To make things worse, at least from a consumer’s standpoint, Google Stadia boss Phil Harrison now reports to Google’s VP of subscription services instead of directly to Google’s hardware SVP, which is a massive demotion for the entire Stadia division of Google. This isn’t really surprising considering Stadia’s subpar performance and failed internal expectations and sales targets, despite Google funneling tens of millions of dollars to secure ports for its gaming platform. Well, let none go to waste.

For the past several months, Google has successfully used Google Stadia as a white-label service, catering to companies such as Peloton, Bungie, etc. For example, the multinational conglomerate AT&T has previously confirmed that its free browser-based access to Batman: Arkham Knight ran on Stadia tech. Bungie, the game development studio credited with the Destiny series, was also looking to build its own gaming platform based on Google Stream, but the current acquisition by Sony might’ve hindered those plans.

White-labeling isn’t necessarily bad for Google Stadia, but it’s not promising to the consumers who invested their money into gaming titles featured on Google’s failing service.
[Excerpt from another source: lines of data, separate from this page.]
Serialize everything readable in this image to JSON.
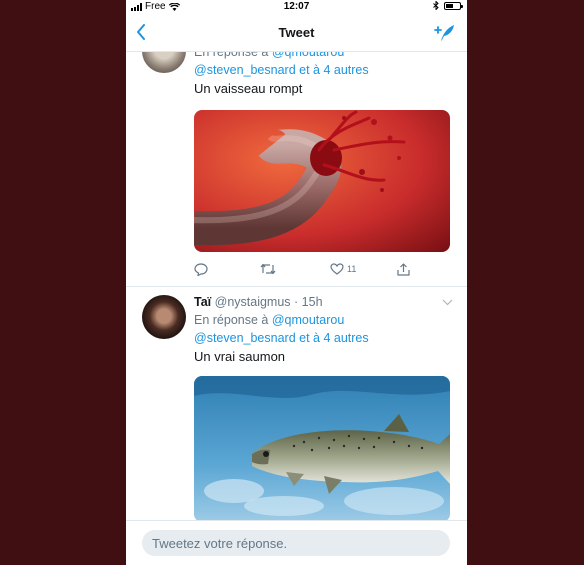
{
  "status_bar": {
    "carrier": "Free",
    "time": "12:07"
  },
  "navbar": {
    "title": "Tweet",
    "back_icon": "chevron-left-icon",
    "compose_icon": "compose-tweet-icon"
  },
  "tweets": [
    {
      "replying_prefix": "En réponse à",
      "replying_user": "@qmoutarou",
      "replying_line2_user": "@steven_besnard",
      "replying_line2_rest": "et à 4 autres",
      "text": "Un vaisseau rompt",
      "media_alt": "Illustration d'un vaisseau sanguin qui éclate",
      "likes": "11"
    },
    {
      "name": "Taï",
      "handle": "@nystaigmus",
      "time": "· 15h",
      "replying_prefix": "En réponse à",
      "replying_user": "@qmoutarou",
      "replying_line2_user": "@steven_besnard",
      "replying_line2_rest": "et à 4 autres",
      "text": "Un vrai saumon",
      "media_alt": "Photo d'un saumon sous l'eau"
    }
  ],
  "reply": {
    "placeholder": "Tweetez votre réponse."
  },
  "colors": {
    "background": "#3f0f12",
    "accent": "#1b95e0",
    "muted": "#657786"
  }
}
It’s a reason enough not to think twice but to entirely abandon the idea of obtaining games from the platform when it’s evident that Google isn’t investing in that part of the business anymore. Admittedly, having additional gaming services besides Epic Games Store and Steam would greatly benefit the gamers themselves, as it would increase the competition between the services. GOG.com is a great service, but if you’re into “retro” gaming, and the word is that Amazon might be preparing to launch its own gaming platform that would challenge Valve’s Steam.